* What you are asked to do *
The word "Manager" marks the lines to copy; find all of them in the entries below.

* Material for the task *
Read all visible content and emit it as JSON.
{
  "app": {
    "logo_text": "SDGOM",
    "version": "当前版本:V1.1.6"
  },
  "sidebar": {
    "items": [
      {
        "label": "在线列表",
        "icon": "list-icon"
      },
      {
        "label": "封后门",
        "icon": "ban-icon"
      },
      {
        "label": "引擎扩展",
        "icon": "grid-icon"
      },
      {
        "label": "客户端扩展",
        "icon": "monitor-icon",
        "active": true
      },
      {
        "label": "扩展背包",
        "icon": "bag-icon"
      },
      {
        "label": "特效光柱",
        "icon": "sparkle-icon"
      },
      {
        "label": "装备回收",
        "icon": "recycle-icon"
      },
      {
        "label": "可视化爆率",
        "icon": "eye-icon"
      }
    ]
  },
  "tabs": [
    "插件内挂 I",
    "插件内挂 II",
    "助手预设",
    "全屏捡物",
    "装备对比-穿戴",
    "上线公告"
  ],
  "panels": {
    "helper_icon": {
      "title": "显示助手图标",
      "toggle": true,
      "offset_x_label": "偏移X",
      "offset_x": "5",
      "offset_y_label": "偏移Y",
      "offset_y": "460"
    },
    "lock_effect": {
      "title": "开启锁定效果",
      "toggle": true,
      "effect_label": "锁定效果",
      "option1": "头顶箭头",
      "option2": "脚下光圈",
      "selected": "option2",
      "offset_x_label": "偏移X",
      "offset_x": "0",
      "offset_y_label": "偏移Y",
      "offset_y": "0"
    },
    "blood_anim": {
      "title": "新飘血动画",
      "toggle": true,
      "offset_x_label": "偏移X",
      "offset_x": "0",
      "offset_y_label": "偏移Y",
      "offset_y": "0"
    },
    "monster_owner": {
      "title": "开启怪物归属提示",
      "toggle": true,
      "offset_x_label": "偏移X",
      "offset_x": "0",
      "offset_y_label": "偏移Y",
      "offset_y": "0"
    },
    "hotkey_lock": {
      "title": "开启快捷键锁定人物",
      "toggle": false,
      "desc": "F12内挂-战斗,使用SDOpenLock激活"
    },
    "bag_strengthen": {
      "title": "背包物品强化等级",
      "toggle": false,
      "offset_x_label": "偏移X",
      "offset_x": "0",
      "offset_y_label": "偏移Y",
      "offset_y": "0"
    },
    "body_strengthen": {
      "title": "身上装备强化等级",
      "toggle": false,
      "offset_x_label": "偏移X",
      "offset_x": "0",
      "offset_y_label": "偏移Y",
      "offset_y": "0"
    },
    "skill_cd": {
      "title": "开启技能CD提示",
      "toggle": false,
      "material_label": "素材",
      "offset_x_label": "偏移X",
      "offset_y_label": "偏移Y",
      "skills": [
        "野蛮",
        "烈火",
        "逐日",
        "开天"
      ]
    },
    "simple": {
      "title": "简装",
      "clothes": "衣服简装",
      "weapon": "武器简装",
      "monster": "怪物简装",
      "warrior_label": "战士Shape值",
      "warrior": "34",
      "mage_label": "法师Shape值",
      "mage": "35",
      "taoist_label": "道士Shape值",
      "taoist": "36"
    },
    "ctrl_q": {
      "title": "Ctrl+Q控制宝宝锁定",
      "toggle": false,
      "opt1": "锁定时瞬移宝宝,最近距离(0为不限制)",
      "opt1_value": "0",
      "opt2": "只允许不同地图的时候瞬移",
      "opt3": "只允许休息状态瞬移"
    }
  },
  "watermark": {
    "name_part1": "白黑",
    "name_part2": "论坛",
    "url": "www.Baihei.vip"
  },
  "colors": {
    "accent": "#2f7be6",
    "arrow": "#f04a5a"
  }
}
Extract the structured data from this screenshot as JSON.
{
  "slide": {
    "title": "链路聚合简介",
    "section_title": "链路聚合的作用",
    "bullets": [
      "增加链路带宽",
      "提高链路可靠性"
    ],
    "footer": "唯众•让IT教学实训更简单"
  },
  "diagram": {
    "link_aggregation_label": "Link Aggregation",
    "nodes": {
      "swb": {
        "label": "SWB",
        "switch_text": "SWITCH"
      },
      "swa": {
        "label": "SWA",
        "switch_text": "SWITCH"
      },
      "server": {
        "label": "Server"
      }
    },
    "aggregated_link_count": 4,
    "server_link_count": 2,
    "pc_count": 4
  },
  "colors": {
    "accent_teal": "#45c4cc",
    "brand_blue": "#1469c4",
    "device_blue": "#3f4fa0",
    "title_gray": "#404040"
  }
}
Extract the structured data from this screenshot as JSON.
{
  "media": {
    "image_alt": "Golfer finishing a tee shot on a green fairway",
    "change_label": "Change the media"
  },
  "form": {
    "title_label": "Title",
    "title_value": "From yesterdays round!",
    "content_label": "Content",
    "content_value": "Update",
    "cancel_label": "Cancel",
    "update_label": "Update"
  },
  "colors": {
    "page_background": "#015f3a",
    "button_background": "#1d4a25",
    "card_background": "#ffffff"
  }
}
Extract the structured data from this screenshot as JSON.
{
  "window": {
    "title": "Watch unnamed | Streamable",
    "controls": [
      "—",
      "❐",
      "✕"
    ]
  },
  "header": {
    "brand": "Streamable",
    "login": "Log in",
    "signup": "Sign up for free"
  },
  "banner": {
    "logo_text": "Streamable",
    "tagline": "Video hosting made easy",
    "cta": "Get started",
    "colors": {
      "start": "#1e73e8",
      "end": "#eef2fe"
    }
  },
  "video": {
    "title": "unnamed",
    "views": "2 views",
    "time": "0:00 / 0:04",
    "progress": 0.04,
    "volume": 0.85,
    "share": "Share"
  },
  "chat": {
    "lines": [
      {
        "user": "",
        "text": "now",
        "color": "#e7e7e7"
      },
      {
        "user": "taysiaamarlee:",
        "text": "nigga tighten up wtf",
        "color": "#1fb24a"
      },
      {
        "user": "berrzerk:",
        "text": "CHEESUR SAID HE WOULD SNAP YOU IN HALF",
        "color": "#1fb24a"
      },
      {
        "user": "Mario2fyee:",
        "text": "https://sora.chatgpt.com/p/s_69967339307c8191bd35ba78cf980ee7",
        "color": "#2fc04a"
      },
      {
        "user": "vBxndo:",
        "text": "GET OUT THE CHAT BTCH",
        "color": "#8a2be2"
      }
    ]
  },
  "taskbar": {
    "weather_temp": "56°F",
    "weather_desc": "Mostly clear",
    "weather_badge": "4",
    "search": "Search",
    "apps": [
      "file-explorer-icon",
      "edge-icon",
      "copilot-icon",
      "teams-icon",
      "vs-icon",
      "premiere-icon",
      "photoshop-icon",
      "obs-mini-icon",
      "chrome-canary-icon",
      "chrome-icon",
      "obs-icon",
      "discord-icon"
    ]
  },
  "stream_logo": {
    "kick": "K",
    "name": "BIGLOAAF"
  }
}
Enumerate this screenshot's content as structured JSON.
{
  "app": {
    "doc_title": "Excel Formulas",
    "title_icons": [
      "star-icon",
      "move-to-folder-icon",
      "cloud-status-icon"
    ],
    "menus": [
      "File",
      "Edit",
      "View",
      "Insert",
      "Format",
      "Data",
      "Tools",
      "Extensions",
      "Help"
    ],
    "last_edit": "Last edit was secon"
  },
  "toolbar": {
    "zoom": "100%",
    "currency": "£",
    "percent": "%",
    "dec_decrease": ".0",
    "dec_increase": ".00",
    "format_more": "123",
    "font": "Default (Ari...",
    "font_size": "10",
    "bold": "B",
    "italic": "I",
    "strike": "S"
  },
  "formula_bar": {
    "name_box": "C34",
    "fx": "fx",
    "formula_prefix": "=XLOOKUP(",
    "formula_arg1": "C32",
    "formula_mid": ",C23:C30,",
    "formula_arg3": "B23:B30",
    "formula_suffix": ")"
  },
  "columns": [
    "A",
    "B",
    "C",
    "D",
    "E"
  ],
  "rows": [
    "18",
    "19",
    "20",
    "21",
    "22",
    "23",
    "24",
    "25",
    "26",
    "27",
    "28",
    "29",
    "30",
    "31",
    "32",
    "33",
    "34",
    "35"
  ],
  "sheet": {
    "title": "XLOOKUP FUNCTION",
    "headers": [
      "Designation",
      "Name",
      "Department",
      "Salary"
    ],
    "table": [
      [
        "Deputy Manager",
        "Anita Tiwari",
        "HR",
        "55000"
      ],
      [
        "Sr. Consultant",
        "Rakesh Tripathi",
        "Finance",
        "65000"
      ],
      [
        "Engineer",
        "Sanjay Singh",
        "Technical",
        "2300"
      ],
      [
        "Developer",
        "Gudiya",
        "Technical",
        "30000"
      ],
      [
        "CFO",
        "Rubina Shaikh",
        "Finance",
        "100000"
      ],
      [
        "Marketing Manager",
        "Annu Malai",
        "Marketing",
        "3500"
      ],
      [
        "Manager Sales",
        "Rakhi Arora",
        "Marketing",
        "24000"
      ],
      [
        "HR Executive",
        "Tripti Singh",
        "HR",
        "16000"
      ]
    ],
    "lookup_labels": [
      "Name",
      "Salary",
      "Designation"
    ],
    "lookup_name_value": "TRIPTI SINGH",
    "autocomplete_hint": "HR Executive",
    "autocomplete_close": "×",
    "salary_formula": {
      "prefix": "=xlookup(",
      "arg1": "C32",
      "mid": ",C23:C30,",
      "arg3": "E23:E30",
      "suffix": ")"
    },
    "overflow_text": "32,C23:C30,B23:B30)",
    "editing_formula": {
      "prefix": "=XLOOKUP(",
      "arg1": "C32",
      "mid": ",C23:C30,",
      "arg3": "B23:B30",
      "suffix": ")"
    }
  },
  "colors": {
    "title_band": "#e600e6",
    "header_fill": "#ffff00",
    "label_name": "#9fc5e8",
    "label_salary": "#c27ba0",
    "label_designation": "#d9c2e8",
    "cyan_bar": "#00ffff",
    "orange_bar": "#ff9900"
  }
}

* Written response *
        "Deputy Manager",
        "Marketing Manager",
        "Manager Sales",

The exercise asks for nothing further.